LISTEN: The History of Black Americans and the Black Church #24 with Daniel Whyte III

Daniel Whyte III
Daniel Whyte III

Since it is hard to separate Black American history and Black Church history I am combining the two because they are so intertwined. As many of you know, the church and religion has played and continues to play a big role in the African American community.

Yet, many of us who grew up in the traditional black church do not have an understanding of how our faith evolved under the duress of slavery and discrimination to be and to represent what it does today. The purpose of this broadcast is to provide that background knowledge while also pointing out the dividing line between what is just tradition and true faith in Jesus Christ.

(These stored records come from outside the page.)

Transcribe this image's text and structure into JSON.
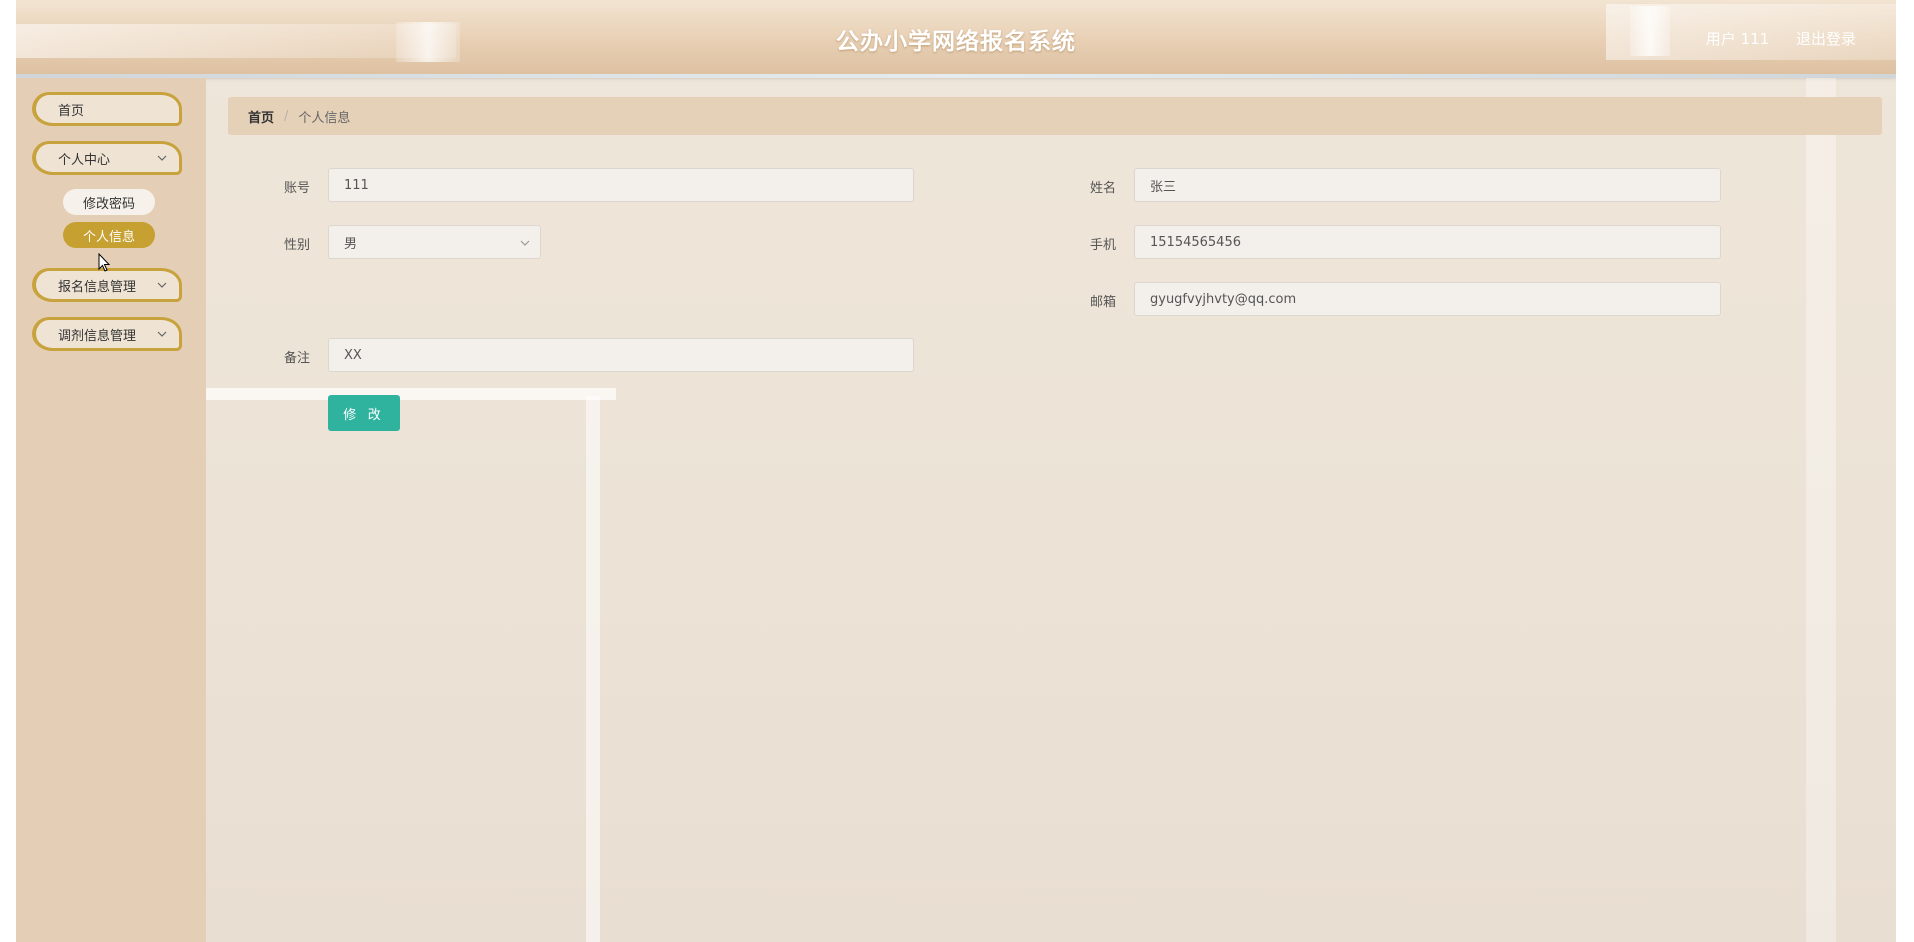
{
  "header": {
    "title": "公办小学网络报名系统",
    "user_label": "用户 111",
    "logout_label": "退出登录"
  },
  "sidebar": {
    "items": [
      {
        "label": "首页",
        "has_chevron": false
      },
      {
        "label": "个人中心",
        "has_chevron": true,
        "expanded": true,
        "children": [
          {
            "label": "修改密码",
            "active": false
          },
          {
            "label": "个人信息",
            "active": true
          }
        ]
      },
      {
        "label": "报名信息管理",
        "has_chevron": true
      },
      {
        "label": "调剂信息管理",
        "has_chevron": true
      }
    ]
  },
  "breadcrumb": {
    "home": "首页",
    "separator": "/",
    "current": "个人信息"
  },
  "form": {
    "account": {
      "label": "账号",
      "value": "111"
    },
    "name": {
      "label": "姓名",
      "value": "张三"
    },
    "gender": {
      "label": "性别",
      "value": "男"
    },
    "phone": {
      "label": "手机",
      "value": "15154565456"
    },
    "email": {
      "label": "邮箱",
      "value": "gyugfvyjhvty@qq.com"
    },
    "remark": {
      "label": "备注",
      "value": "XX"
    },
    "submit_label": "修 改"
  },
  "colors": {
    "accent_gold": "#c6a030",
    "submit_button": "#2fb39e",
    "sidebar_bg": "#e4cfb6",
    "breadcrumb_bg": "#e5d1b8"
  },
  "icons": [
    "chevron-down-icon",
    "cursor-icon"
  ]
}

Our Scripture verse for today is Psalm 46:10 which reads: “Be still, and know that I am God: I will be exalted among the heathen, I will be exalted in the earth.”

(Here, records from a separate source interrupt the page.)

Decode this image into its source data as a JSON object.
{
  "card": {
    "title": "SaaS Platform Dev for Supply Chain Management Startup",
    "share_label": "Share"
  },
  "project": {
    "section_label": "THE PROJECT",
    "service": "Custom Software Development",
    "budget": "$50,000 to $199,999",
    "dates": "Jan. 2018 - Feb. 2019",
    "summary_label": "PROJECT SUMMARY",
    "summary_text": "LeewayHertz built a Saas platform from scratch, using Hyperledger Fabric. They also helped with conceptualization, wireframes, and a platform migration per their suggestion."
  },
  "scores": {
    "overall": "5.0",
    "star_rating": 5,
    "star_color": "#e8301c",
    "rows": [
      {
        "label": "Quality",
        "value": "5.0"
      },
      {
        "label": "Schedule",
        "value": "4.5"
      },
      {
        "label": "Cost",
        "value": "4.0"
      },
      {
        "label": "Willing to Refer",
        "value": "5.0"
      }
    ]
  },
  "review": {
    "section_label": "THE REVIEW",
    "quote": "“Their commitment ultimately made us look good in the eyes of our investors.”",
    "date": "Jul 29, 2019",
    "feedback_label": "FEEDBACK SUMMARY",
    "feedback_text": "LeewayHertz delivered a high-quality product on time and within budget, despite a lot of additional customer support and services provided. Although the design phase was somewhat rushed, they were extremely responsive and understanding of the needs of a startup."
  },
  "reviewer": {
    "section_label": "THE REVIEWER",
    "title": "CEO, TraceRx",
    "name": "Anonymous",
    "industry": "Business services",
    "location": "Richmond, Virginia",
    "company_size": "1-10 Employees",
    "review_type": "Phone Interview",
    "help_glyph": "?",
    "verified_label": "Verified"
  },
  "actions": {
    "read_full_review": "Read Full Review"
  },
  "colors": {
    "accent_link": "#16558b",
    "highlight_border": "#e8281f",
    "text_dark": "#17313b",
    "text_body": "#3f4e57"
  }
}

Our History of Black Americans and the Black Church quote for today is from Lee June, a professor at Michigan State University and the author of the book, “Yet With A Steady Beat: The Black Church through a Psychological and Biblical Lens.” He said, “Hope is also a needed element for an enduring life. Those who decide to live rather than commit suicide often have a high degree of hope. Hope is still taught in the Black Church. Hope is an integral part to the true Christian message and is reinforced in healthy Christian settings. Hope thus has deep spiritual and psychological meaning and implication. Psychologically, hope may be defined as a belief that leads one to strive for a certain outcome with the expectation that the outcome will occur.”

In this podcast, we are using as our texts: From Slavery to Freedom, by John Hope Franklin, The Negro Church in America by E. Franklin Frazier, and The Black Church In The U.S. by William A. Banks.

Our first topic for today is titled “The African Way of Life — Religion (Part 2)” from the book, “From Slavery to Freedom” by John Hope Franklin.

The elaborateness of funeral rites all over the continent attests to the regard that Africans had for the idea that the spirits of the dead played an important part in the life of the kinship group. The funeral was the climax of life, and costly and extensive rituals were sacred obligations of the survivors. The dead were generally buried in the ground either beneath the huts in which they had lived or in cemeteries. Burial often took place within a few days after death, but at times the family delayed interment for several weeks or longer. The grave was not completely closed until every member of the family had had an opportunity to present offerings and to participate in some rite incident to interment. Nothing more clearly demonstrates the cohesiveness of the African family than the ceremonies and customs it practiced on the occasion of the death and burial of a member.

Our second topic for today is “The Institutional Church of the Free Negroes, Part 3” from The Negro Church in America by E. Franklin Frazier. He writes:

The relations of free Negroes and Whites in churches were determined largely by the slave status of the majority of the Negro population. Although the Anglican Church carried on missionary activities among the slaves, they were not interested in changing the status of the slaves. It was the Quakers who, in accepting both Negro slaves and free people on an equal basis, became the enemy of the system of slavery. Religious training of the slaves as a preparation for freedom was advocated by the Quakers as early as the seventeenth century. Many of them freed their slaves and helped to remove legal restrictions against the private manumission of slaves. The relation of free Negroes to the White in the churches did not become a real issue until Negroes were evangelized by the Baptists and Methodists.

Our third and final topic for today is from “The Black Church in the U.S.: Its Origin, Growth, Contributions, and Outlook” by Dr. William A. Banks. Today we are looking at the section titled, “Black Churches Led by Blacks, Part 2”.

The case of Richard Allen is an excellent example of the break with a White congregation. Born a slave in the city of Philadelphia, Allen was sold to a planter who took him to Delaware. He saved his money and in 1777 bought his freedom the same year he was converted under Methodist preaching.

Leave a Reply

Fill in your details below or click an icon to log in: Logo

You are commenting using your account. Log Out /  Change )

Twitter picture

You are commenting using your Twitter account. Log Out /  Change )

Facebook photo

You are commenting using your Facebook account. Log Out /  Change )

Connecting to %s